Thanks, Andy. I’ve checked and, for a reason they won’t express, the women Den Leaders don’t want to work with our (male) D.E. Instead, they say they’re happy to work with our District Commissioner, who happens to be a woman and who passed this task on to me. I just had a successful email exchange with one of the leaders, so we are planning on meeting up next week—so far so good! I’m learning now that the second-grade den didn’t actually leave with the third-grade den that did—they just don’t have many second-graders. The other levels in the pack are okay. I’m getting the impression that the departing third-grade families followed the Bear Den Leader when he (yes, he!) changed packs. So we’ll go from there and see what develops. It could be that these women Den Leaders think the D.E. is some sort of “Council Cop” instead of understanding that he’s in the best position to make a school recruiting event happen! I’ll see how this goes, and thanks again!

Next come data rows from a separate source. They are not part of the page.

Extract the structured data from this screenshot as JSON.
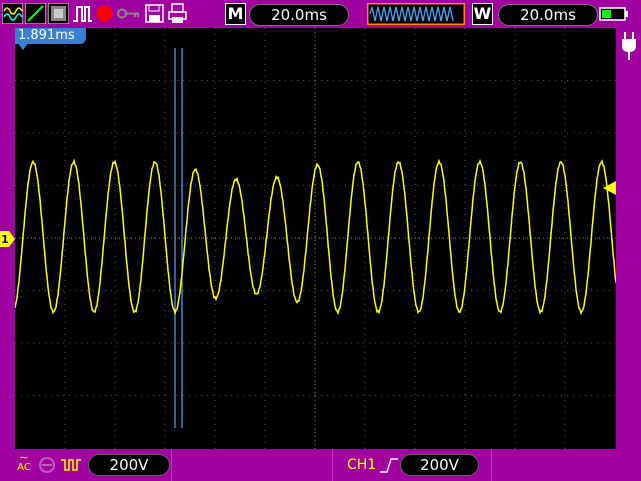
{
  "toolbar": {
    "icons": [
      "waveform-icon",
      "line-icon",
      "image-icon",
      "pulse-icon",
      "record-icon",
      "key-icon",
      "save-icon",
      "print-icon"
    ],
    "m_label": "M",
    "m_value": "20.0ms",
    "w_label": "W",
    "w_value": "20.0ms"
  },
  "screen": {
    "cursor_readout": "1.891ms",
    "channel_marker": "1"
  },
  "bottom": {
    "coupling": "AC",
    "volts_div": "200V",
    "trigger_channel": "CH1",
    "trigger_level": "200V"
  },
  "colors": {
    "frame": "#a000a0",
    "trace": "#ffff00",
    "cursor": "#4aa8ff",
    "grid": "#5a5a5a"
  }
}
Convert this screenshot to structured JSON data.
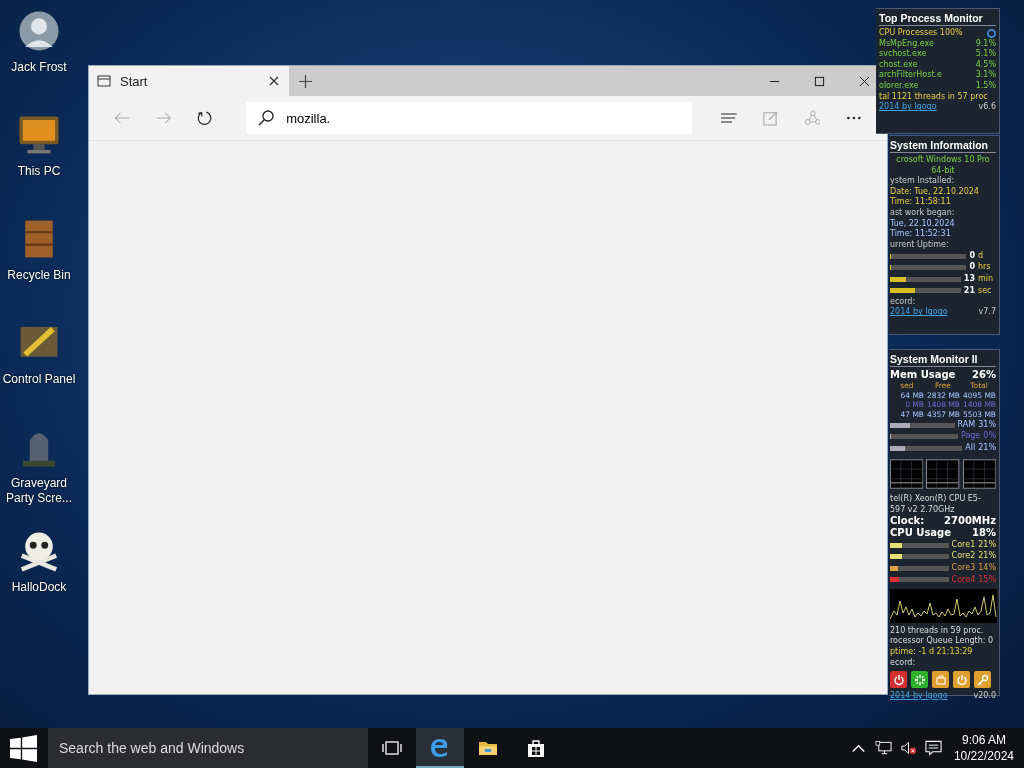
{
  "desktop_icons": [
    {
      "label": "Jack Frost",
      "kind": "avatar"
    },
    {
      "label": "This PC",
      "kind": "monitor"
    },
    {
      "label": "Recycle Bin",
      "kind": "bin"
    },
    {
      "label": "Control Panel",
      "kind": "tools"
    },
    {
      "label": "Graveyard Party Scre...",
      "kind": "tombstone"
    },
    {
      "label": "HalloDock",
      "kind": "skull"
    }
  ],
  "browser": {
    "tabs": [
      {
        "label": "Start",
        "selected": true
      }
    ],
    "address": "mozilla."
  },
  "top_process_monitor": {
    "title": "Top Process Monitor",
    "header": "CPU Processes 100%",
    "processes": [
      {
        "name": "MsMpEng.exe",
        "cpu": "9.1%"
      },
      {
        "name": "svchost.exe",
        "cpu": "5.1%"
      },
      {
        "name": "chost.exe",
        "cpu": "4.5%"
      },
      {
        "name": "archFilterHost.e",
        "cpu": "3.1%"
      },
      {
        "name": "olorer.exe",
        "cpu": "1.5%"
      }
    ],
    "summary": "tal 1121 threads in 57 proc",
    "link": "2014 by Igogo",
    "version": "v6.6"
  },
  "system_information": {
    "title": "System Information",
    "lines": [
      {
        "text": "crosoft Windows 10 Pro",
        "kind": "os"
      },
      {
        "text": "64-bit",
        "kind": "os"
      },
      {
        "text": "ystem Installed:",
        "kind": "label"
      },
      {
        "text": "Date: Tue, 22.10.2024",
        "kind": "value"
      },
      {
        "text": "Time: 11:58:11",
        "kind": "value"
      },
      {
        "text": "ast work began:",
        "kind": "label"
      },
      {
        "text": "Tue, 22.10.2024",
        "kind": "info"
      },
      {
        "text": "Time: 11:52:31",
        "kind": "info"
      },
      {
        "text": "urrent Uptime:",
        "kind": "label"
      }
    ],
    "uptime": [
      {
        "value": "0",
        "unit": "d",
        "level": 0
      },
      {
        "value": "0",
        "unit": "hrs",
        "level": 0
      },
      {
        "value": "13",
        "unit": "min",
        "level": 0.22
      },
      {
        "value": "21",
        "unit": "sec",
        "level": 0.35
      }
    ],
    "record_label": "ecord:",
    "link": "2014 by Igogo",
    "version": "v7.7"
  },
  "system_monitor": {
    "title": "System Monitor II",
    "mem_title": "Mem Usage",
    "mem_percent": "26%",
    "columns": [
      "sed",
      "Free",
      "Total"
    ],
    "rows": [
      [
        "64 MB",
        "2832 MB",
        "4095 MB"
      ],
      [
        "0 MB",
        "1408 MB",
        "1408 MB"
      ],
      [
        "47 MB",
        "4357 MB",
        "5503 MB"
      ]
    ],
    "meters": [
      {
        "label": "RAM",
        "value": "31%",
        "level": 0.31
      },
      {
        "label": "Page",
        "value": "0%",
        "level": 0
      },
      {
        "label": "All",
        "value": "21%",
        "level": 0.21
      }
    ],
    "cpu_name": "tel(R) Xeon(R) CPU E5-597 v2 2.70GHz",
    "clock_label": "Clock:",
    "clock": "2700MHz",
    "cpu_title": "CPU Usage",
    "cpu_percent": "18%",
    "cores": [
      {
        "label": "Core1",
        "value": "21%",
        "level": 0.21,
        "color": "#e8e070"
      },
      {
        "label": "Core2",
        "value": "21%",
        "level": 0.21,
        "color": "#e8e070"
      },
      {
        "label": "Core3",
        "value": "14%",
        "level": 0.14,
        "color": "#e0a040"
      },
      {
        "label": "Core4",
        "value": "15%",
        "level": 0.15,
        "color": "#e03030"
      }
    ],
    "threads": "210 threads in 59 proc.",
    "queue": "rocessor Queue Length: 0",
    "uptime": "ptime: -1 d 21:13:29",
    "record_label": "ecord:",
    "buttons": [
      {
        "kind": "power",
        "color": "#d03030"
      },
      {
        "kind": "sun",
        "color": "#30b030"
      },
      {
        "kind": "logoff",
        "color": "#e0a030"
      },
      {
        "kind": "sleep",
        "color": "#e0a030"
      },
      {
        "kind": "key",
        "color": "#e0a030"
      }
    ],
    "link": "2014 by Igogo",
    "version": "v20.0"
  },
  "taskbar": {
    "search": {
      "placeholder": "Search the web and Windows"
    },
    "apps": [
      {
        "kind": "taskview",
        "active": false
      },
      {
        "kind": "edge",
        "active": true
      },
      {
        "kind": "explorer",
        "active": false
      },
      {
        "kind": "store",
        "active": false
      }
    ],
    "time": "9:06 AM",
    "date": "10/22/2024"
  }
}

Yup, eventually you want to ferret out what their problem with the D.E. is, because it’s the D.E. who can help them the most, and most directly. As for you, stay firm on not doing the pack’s job for them! This is their problem to solve, with your counseling!
I have a comment on your discussion about whether it’s appropriate for a Scoutmaster to delegate conference duties to an assistant. While I agree generally with what you said, there is one limited situation where I disagree. As a Scoutmaster with two sons in the troop, I do delegate their Scoutmaster conferences to an assistant. On one hand, I talk to them all the time about what going on with Scouting and with their lives, so this is in some ways an ongoing Scoutmaster conference. In addition, I think my sons benefit from having this experience with someone who isn’t dad, and furthers the adult association method. And perhaps least importantly, it avoids any appearance of favoritism. (Paul Silich)
Well guess what… we don’t disagree! I can fully understand a Scoutmaster perhaps wanting his sons to conference with an ASM instead of himself, or—better yet—if the Scoutmaster asks his son(s) what their preference is, and then goes that route. On the other hand, the informal conversations about how they’re getting along in the troop, what their goals are, etc. are already Scoutmaster’s conferences! Scoutmaster conferences, remember, are informal conversations. They’re not Scouting’s version of “orals” any more than boards of review are!
Moreover, you’re talking about a Scoutmaster-to-particular Scout(s) relationship, while I was discussing the overall philosophy of Scoutmaster conferences and why they’re not to be delegated. As a newly-minted Eagle Scout recently confided to me, “One of the things I learned in Scouts is that you can delegate authority but you can’t delegate responsibility.”
Have a question? Facing a dilemma? Wondering where to find a BSA policy or guideline? Write to firstname.lastname@example.org. Please include your name and council. (If you’d prefer to be anonymous, if published, let me know and that’s what we’ll do.)
[No. 417 – 10/14/2014 – Copyright © Andy McCommish 2014]